Together with their colleagues from the University of Würzburg, physicists from the group of Professor Alexander Szameit at the University of Rostock have devised a “funnel” for photons. Their discovery was recently published in the renowned journal Science and holds great promise for novel ultra-sensitive detectors as well as innovative applications in telecommunications and information processing.
The quantum-optical properties of light and its interaction with matter has fascinated the Rostock professor Alexander Szameit since College.
Researchers at the University of Zurich show that different stem cell populations are innervated in distinct ways. Innervation may therefore be crucial for proper tissue regeneration. They also demonstrate that cancer stem cells likewise establish contacts with nerves.
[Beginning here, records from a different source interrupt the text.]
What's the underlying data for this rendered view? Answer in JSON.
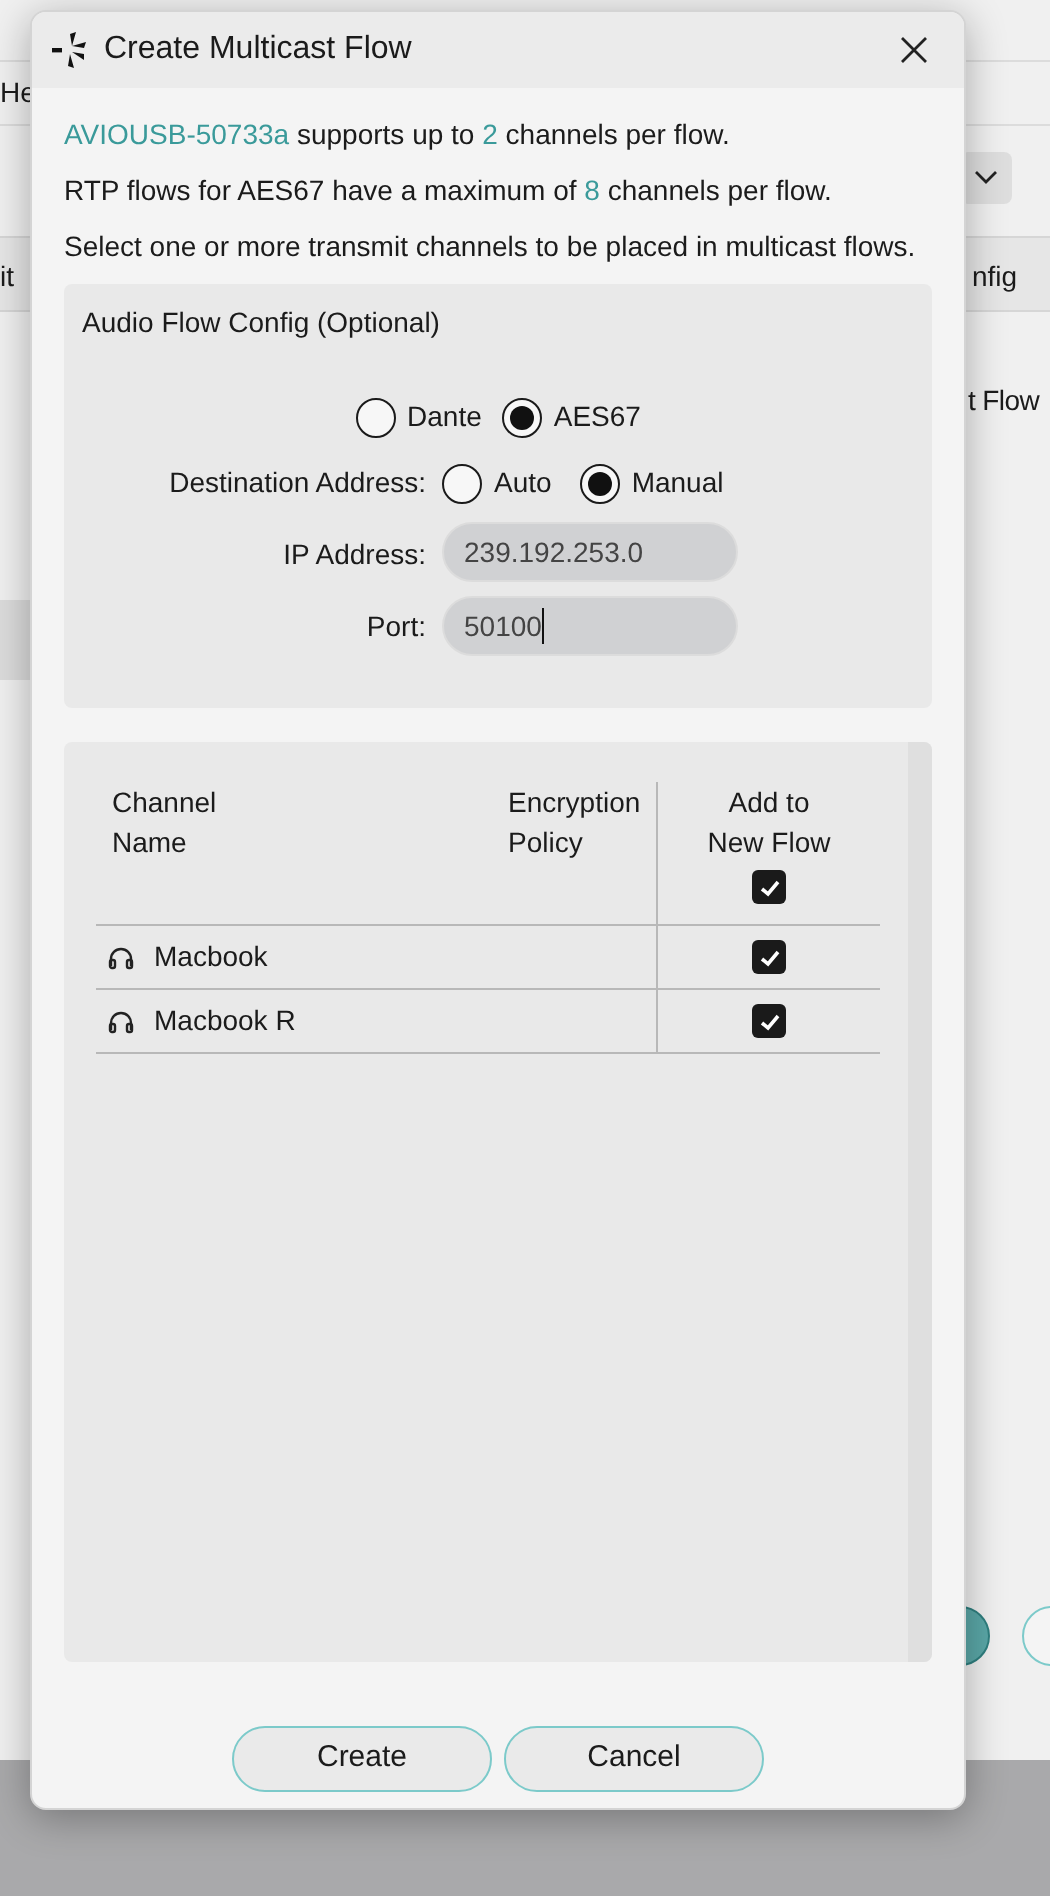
{
  "background": {
    "menu_fragment": "He",
    "tab_fragment": "it",
    "tab_fragment_right": "nfig",
    "heading_fragment": "t Flow"
  },
  "dialog": {
    "title": "Create Multicast Flow",
    "info_lines": [
      [
        {
          "text": "AVIOUSB-50733a",
          "highlight": true
        },
        {
          "text": " supports up to ",
          "highlight": false
        },
        {
          "text": "2",
          "highlight": true
        },
        {
          "text": " channels per flow.",
          "highlight": false
        }
      ],
      [
        {
          "text": "RTP flows for AES67 have a maximum of ",
          "highlight": false
        },
        {
          "text": "8",
          "highlight": true
        },
        {
          "text": " channels per flow.",
          "highlight": false
        }
      ],
      [
        {
          "text": "Select one or more transmit channels to be placed in multicast flows.",
          "highlight": false
        }
      ]
    ],
    "config": {
      "title": "Audio Flow Config (Optional)",
      "flow_types": [
        {
          "label": "Dante",
          "selected": false
        },
        {
          "label": "AES67",
          "selected": true
        }
      ],
      "destination_label": "Destination Address:",
      "destination_modes": [
        {
          "label": "Auto",
          "selected": false
        },
        {
          "label": "Manual",
          "selected": true
        }
      ],
      "ip_label": "IP Address:",
      "ip_value": "239.192.253.0",
      "port_label": "Port:",
      "port_value": "50100"
    },
    "table": {
      "columns": [
        "Channel Name",
        "Encryption Policy",
        "Add to New Flow"
      ],
      "all_checked": true,
      "rows": [
        {
          "name": "Macbook",
          "checked": true
        },
        {
          "name": "Macbook R",
          "checked": true
        }
      ]
    },
    "buttons": [
      "Create",
      "Cancel"
    ]
  }
}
Targeting tumour innervation could thus lead to new cancer therapies.
Stem cells can generate a variety of specific tissues and are increasingly used for clinical applications such as the replacement of bone or cartilage....
An international research team led by Kiel University develops an extremely porous material made of "white graphene" for new laser light applications
With a porosity of 99.99 %, it consists practically only of air, making it one of the lightest materials in the world: Aerobornitride is the name of the...
Researchers at Graz University of Technology have developed a framework by which wireless devices with different radio technologies will be able to communicate directly with each other.
Whether networked vehicles that warn of traffic jams in real time, household appliances that can be operated remotely, "wearables" that monitor physical...
26.03.2020 | Event News
23.03.2020 | Event News
03.03.2020 | Event News
31.03.2020 | Life Sciences
31.03.2020 | Life Sciences
31.03.2020 | Medical Engineering